Work to complete:
Only lines that contain the word "acousticness" belong in the answer; copy them from the records below.

Given data:
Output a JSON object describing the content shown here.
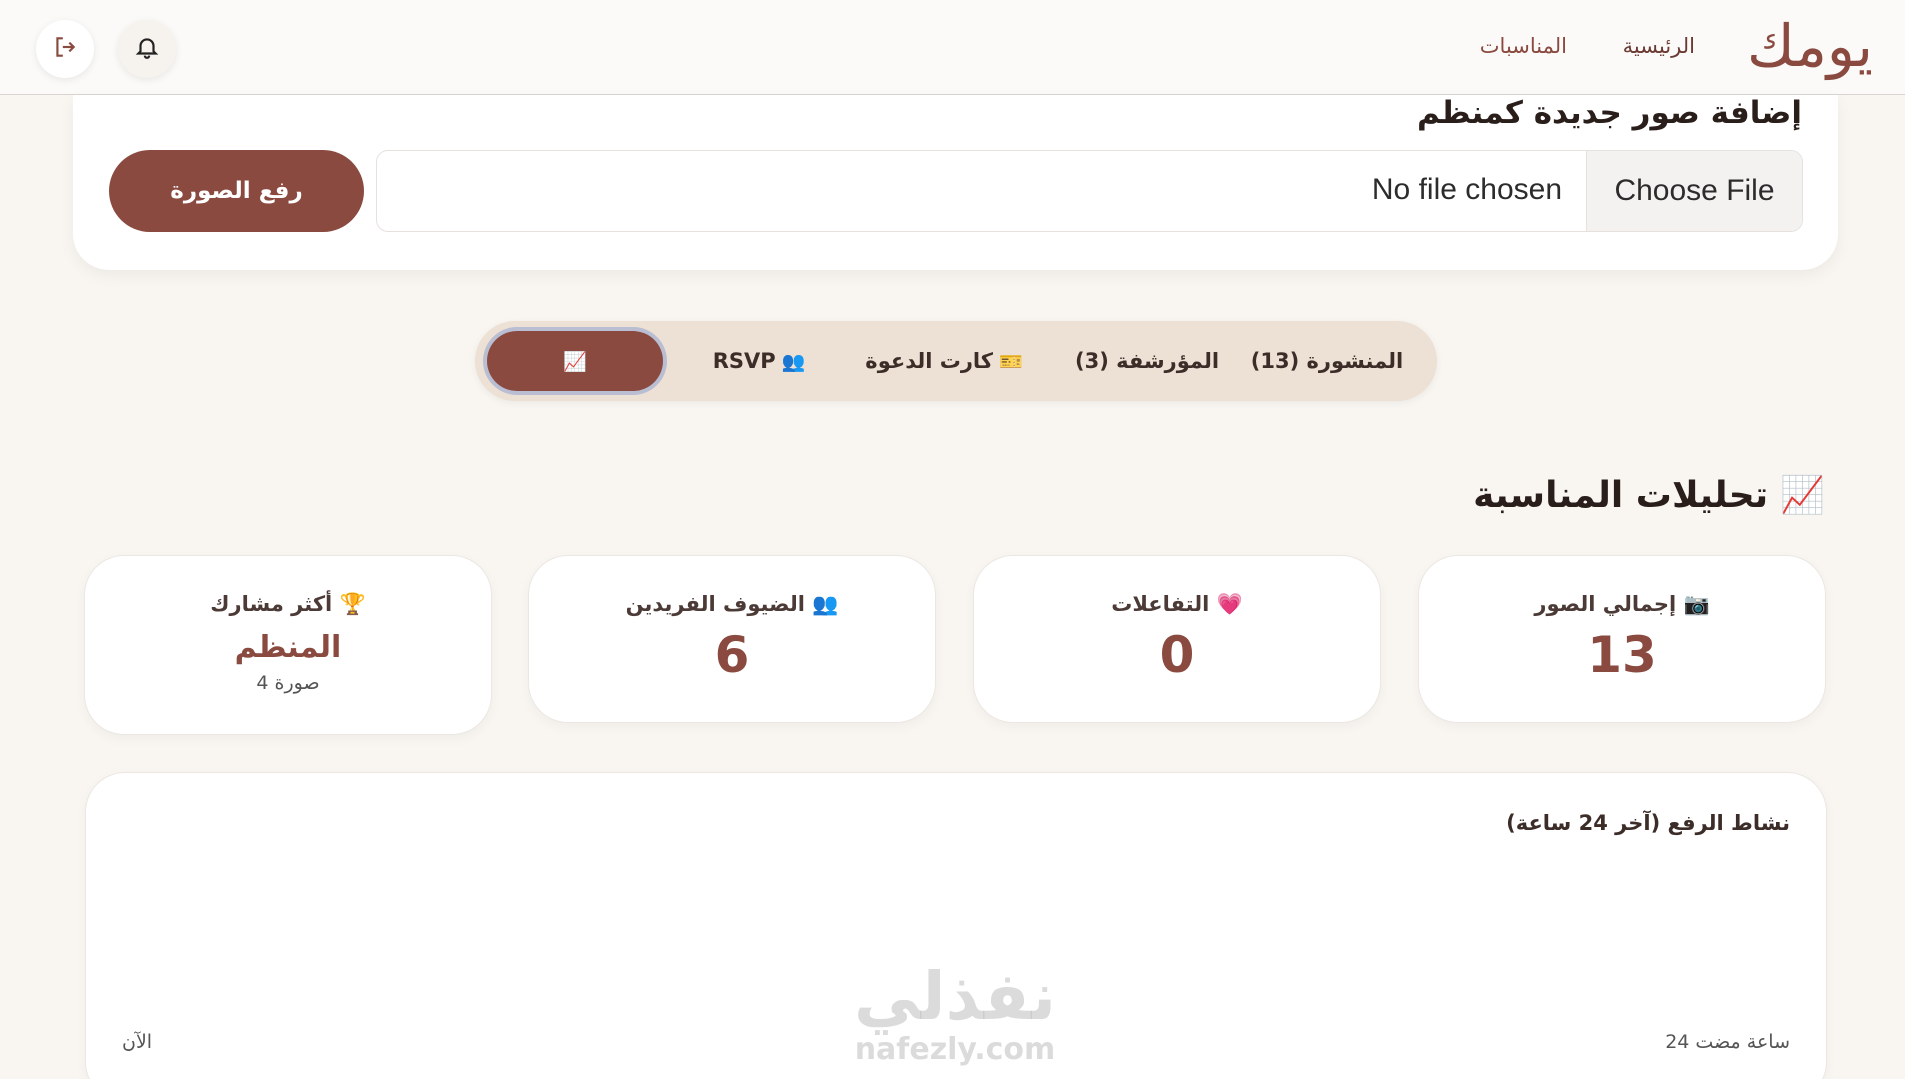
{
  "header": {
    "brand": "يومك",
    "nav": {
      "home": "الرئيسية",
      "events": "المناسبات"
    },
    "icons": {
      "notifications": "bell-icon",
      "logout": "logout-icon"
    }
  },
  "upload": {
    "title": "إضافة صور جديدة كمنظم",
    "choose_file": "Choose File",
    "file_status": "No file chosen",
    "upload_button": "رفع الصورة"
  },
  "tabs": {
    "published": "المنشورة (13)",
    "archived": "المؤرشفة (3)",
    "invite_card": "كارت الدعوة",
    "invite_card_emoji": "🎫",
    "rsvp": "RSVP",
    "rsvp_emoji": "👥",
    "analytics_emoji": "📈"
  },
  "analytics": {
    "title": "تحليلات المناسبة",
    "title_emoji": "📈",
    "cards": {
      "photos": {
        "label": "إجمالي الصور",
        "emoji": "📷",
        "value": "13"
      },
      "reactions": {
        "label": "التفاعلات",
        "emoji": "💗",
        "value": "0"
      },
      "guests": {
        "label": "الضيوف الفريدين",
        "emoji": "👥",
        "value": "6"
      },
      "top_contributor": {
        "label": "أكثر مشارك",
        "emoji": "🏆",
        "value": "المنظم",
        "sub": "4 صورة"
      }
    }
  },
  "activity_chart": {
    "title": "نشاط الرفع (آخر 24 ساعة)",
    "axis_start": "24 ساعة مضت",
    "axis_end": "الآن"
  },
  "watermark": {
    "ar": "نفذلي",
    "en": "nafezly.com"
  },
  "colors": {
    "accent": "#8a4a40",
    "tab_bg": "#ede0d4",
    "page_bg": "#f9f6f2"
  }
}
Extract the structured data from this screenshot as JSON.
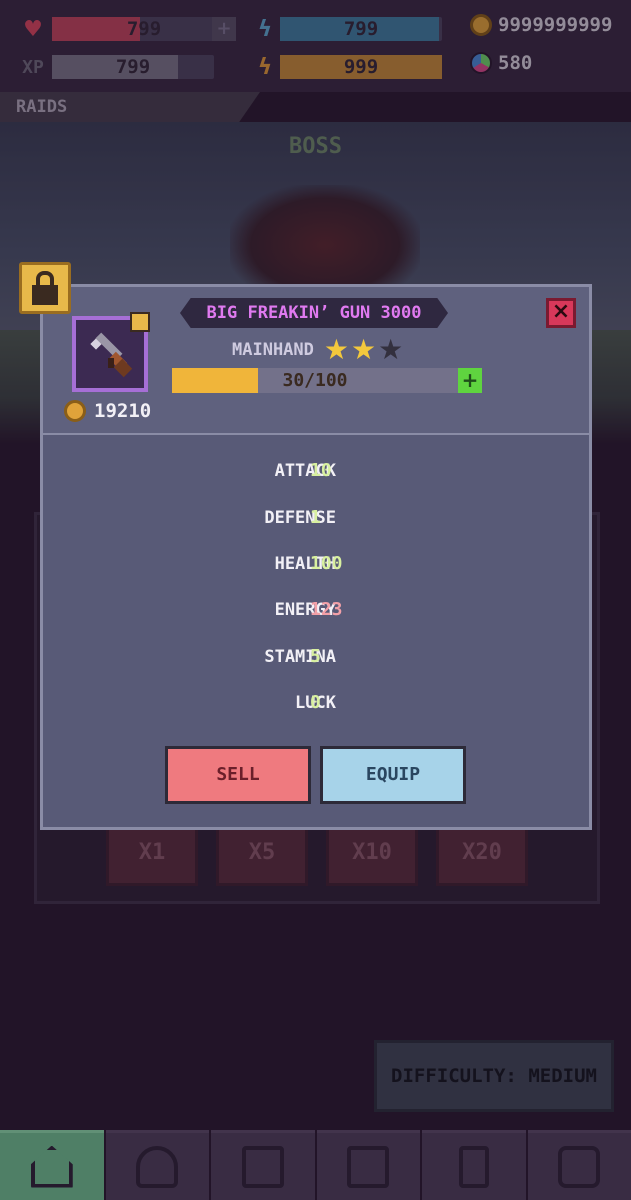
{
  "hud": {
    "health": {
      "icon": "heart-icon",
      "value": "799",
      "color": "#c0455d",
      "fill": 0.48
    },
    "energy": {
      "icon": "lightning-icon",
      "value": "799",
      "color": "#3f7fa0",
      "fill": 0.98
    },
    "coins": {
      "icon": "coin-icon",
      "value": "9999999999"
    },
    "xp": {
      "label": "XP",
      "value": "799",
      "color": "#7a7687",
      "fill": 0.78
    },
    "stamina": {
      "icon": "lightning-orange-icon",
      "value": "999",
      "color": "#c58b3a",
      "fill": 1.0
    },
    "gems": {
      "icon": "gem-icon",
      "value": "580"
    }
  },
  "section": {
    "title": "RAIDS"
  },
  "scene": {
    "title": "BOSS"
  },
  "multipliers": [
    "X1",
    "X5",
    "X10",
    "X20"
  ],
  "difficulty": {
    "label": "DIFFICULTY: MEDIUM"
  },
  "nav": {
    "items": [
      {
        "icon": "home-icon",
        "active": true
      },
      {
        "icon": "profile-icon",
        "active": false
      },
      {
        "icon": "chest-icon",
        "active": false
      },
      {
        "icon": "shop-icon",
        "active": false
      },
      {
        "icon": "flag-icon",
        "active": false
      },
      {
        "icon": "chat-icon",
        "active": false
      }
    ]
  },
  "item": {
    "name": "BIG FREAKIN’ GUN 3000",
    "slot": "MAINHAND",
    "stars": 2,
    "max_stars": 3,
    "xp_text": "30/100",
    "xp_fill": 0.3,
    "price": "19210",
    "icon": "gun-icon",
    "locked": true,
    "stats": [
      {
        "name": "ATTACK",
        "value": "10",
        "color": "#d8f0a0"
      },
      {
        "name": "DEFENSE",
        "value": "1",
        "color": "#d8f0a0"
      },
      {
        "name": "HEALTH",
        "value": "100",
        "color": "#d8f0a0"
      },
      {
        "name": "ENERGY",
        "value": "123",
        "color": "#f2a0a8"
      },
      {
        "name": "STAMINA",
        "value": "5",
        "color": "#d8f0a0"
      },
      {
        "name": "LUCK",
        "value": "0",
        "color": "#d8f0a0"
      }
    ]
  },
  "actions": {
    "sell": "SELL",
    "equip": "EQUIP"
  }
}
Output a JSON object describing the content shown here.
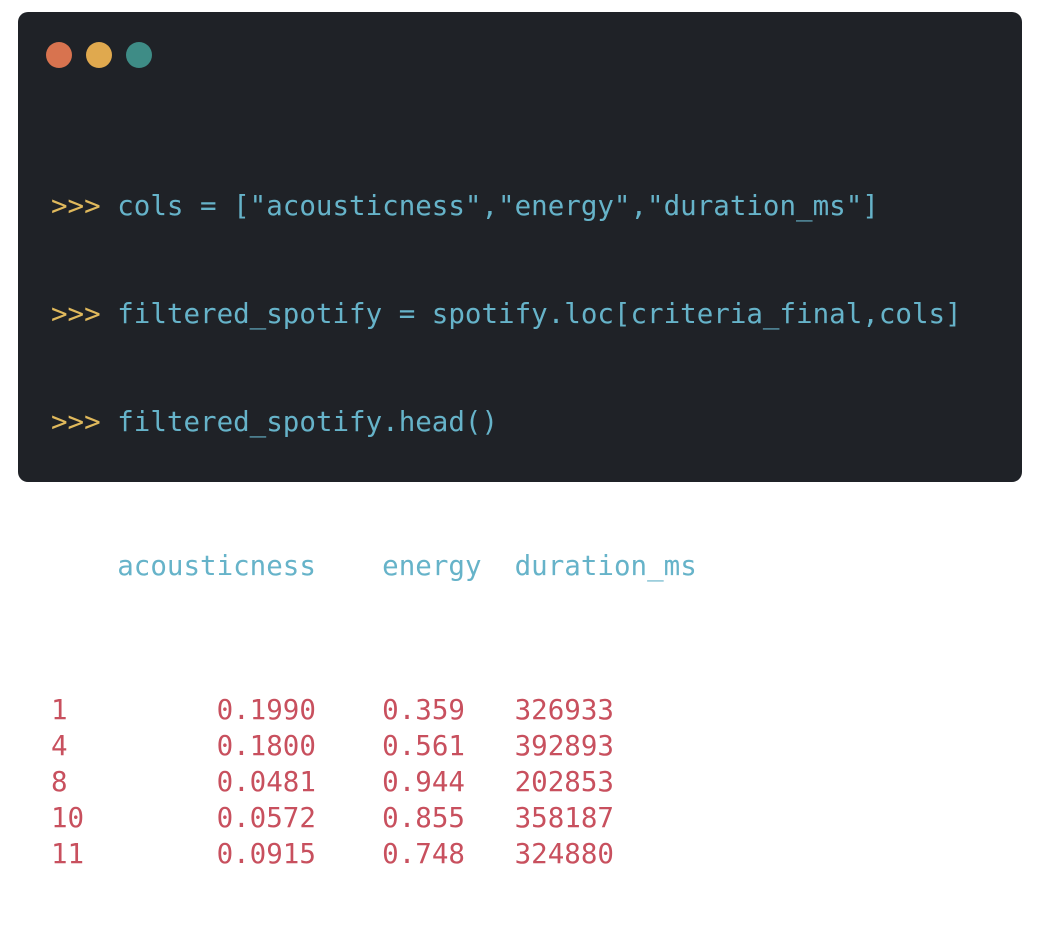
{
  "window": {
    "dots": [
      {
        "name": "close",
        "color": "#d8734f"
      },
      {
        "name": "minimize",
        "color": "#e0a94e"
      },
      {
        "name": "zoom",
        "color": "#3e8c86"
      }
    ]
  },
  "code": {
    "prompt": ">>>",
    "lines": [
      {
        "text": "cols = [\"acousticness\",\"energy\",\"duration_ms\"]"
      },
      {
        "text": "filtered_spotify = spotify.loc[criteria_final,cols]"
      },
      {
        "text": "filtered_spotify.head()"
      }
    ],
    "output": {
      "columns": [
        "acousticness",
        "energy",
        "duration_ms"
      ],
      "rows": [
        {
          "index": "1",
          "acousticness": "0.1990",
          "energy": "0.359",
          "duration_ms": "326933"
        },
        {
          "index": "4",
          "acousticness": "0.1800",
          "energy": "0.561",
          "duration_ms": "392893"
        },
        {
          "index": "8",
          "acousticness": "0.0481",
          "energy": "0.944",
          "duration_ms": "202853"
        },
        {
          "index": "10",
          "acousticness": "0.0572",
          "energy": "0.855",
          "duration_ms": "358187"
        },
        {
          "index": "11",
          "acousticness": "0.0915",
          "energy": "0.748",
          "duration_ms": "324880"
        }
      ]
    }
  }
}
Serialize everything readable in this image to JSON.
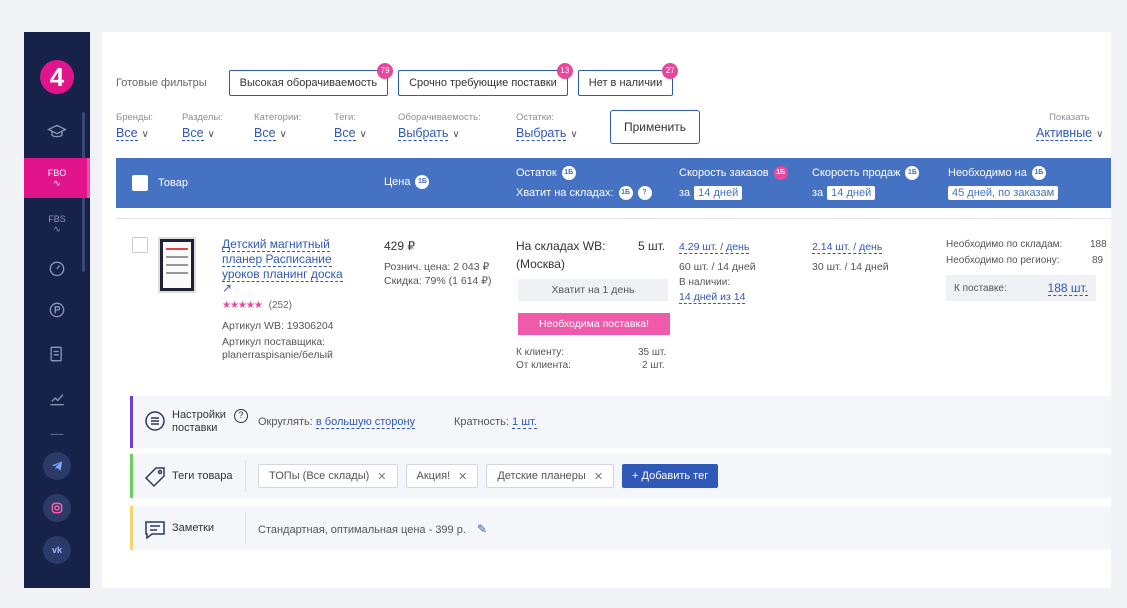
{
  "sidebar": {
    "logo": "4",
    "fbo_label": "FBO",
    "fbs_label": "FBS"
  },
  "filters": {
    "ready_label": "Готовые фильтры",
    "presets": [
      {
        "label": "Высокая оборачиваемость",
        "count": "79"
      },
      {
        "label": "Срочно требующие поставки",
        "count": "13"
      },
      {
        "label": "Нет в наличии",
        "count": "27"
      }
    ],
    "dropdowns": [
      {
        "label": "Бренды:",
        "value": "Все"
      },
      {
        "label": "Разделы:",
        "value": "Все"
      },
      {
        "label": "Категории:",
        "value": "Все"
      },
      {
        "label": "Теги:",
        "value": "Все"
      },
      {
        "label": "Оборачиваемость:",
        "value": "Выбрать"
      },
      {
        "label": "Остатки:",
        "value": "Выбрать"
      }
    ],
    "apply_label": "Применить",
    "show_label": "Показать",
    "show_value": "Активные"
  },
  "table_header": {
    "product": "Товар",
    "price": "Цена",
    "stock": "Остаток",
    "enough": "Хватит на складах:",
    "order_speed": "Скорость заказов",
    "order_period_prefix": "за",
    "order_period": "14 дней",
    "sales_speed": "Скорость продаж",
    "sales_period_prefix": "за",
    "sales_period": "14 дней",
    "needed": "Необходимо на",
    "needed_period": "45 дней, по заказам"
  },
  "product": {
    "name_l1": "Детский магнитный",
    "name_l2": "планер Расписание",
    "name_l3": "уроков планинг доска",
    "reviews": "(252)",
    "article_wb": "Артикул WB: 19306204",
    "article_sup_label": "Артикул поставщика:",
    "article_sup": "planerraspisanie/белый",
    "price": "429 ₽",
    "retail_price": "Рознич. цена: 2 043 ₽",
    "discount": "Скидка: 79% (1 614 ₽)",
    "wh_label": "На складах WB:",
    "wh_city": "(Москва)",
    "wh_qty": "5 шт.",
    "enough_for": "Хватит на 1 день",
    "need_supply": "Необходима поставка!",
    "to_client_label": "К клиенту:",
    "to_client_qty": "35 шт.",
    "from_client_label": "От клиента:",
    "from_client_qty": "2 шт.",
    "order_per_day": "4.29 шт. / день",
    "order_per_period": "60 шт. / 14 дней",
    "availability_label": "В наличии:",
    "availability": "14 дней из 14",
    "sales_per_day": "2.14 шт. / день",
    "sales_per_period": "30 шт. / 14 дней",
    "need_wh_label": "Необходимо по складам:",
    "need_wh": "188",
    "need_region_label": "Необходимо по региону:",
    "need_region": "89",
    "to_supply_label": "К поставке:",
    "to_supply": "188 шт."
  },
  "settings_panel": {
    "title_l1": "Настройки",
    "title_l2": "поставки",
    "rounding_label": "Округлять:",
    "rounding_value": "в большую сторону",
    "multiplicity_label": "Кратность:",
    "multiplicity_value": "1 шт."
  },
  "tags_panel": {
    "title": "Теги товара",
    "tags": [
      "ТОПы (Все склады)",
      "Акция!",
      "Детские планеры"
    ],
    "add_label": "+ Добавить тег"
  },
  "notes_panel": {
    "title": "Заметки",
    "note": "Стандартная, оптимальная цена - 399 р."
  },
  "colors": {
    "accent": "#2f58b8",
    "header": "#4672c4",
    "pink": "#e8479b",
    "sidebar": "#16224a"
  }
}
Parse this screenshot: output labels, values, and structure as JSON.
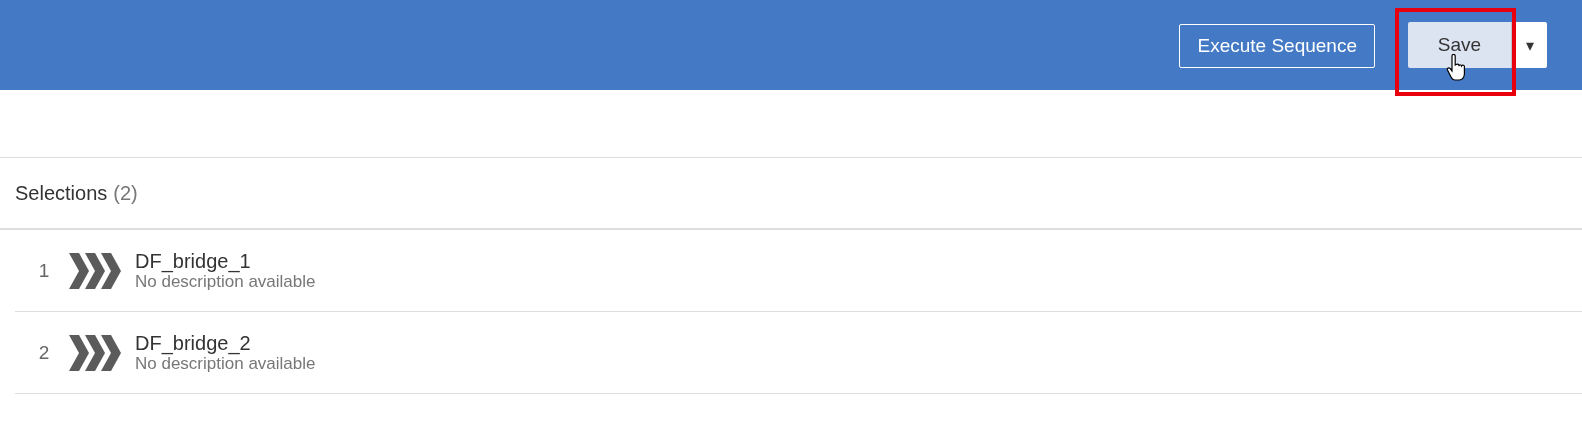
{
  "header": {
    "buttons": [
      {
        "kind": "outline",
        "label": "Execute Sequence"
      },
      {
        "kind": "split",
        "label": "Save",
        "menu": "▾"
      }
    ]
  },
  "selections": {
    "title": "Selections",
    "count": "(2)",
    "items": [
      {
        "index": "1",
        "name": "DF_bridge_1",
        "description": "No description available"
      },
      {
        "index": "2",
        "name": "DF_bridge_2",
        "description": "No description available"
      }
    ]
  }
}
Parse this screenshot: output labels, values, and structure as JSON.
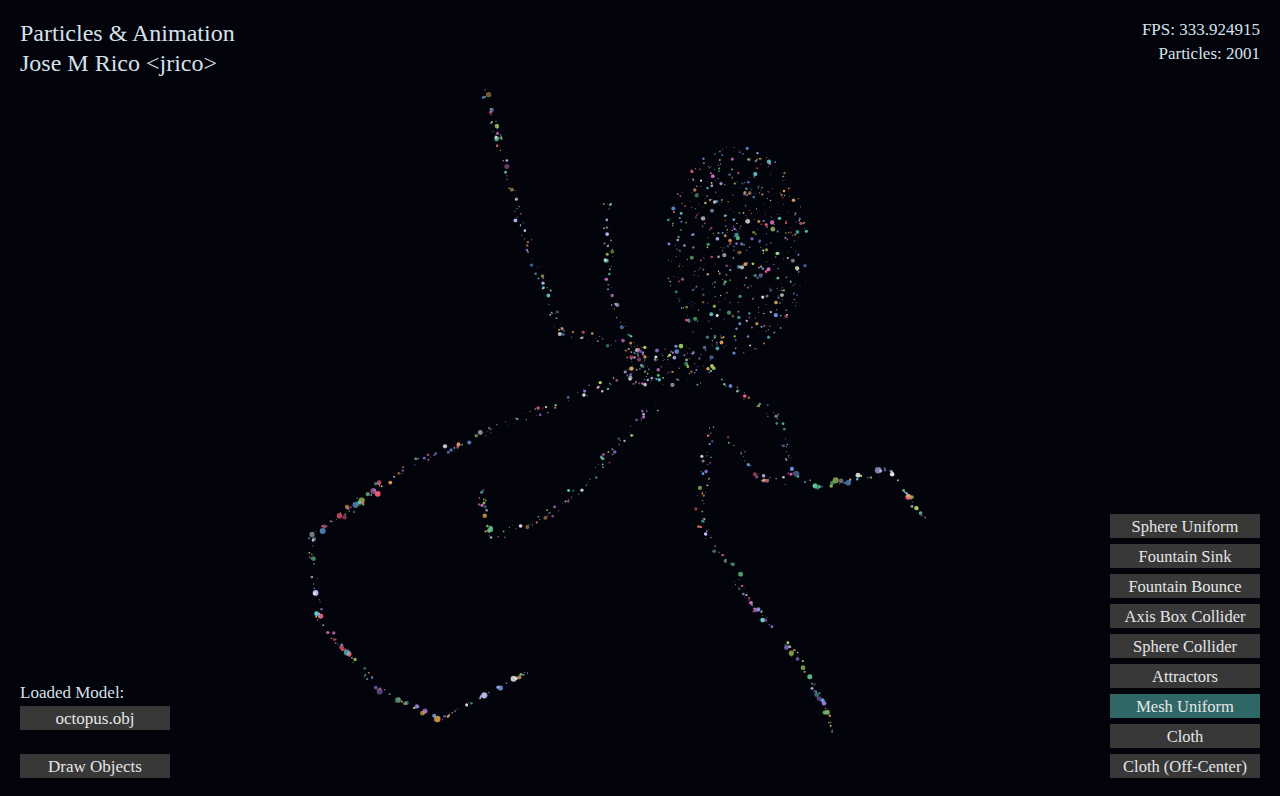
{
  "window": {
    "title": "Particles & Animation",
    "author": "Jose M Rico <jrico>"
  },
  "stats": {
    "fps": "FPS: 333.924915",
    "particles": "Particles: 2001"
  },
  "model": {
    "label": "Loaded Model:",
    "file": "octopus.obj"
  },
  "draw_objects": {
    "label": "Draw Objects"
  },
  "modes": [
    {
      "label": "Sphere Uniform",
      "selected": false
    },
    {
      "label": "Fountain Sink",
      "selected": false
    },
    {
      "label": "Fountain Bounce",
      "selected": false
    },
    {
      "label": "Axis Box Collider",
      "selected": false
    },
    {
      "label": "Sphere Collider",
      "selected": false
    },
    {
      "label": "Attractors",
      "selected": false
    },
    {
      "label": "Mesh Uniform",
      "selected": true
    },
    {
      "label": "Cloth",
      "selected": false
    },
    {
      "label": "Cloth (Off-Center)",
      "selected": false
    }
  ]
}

Finished task:
        "text": "cols = [\"acousticness\",\"energy\",\"duration_ms\"]"
        "acousticness",
          "acousticness": "0.1990",
          "acousticness": "0.1800",
          "acousticness": "0.0481",
          "acousticness": "0.0572",
          "acousticness": "0.0915",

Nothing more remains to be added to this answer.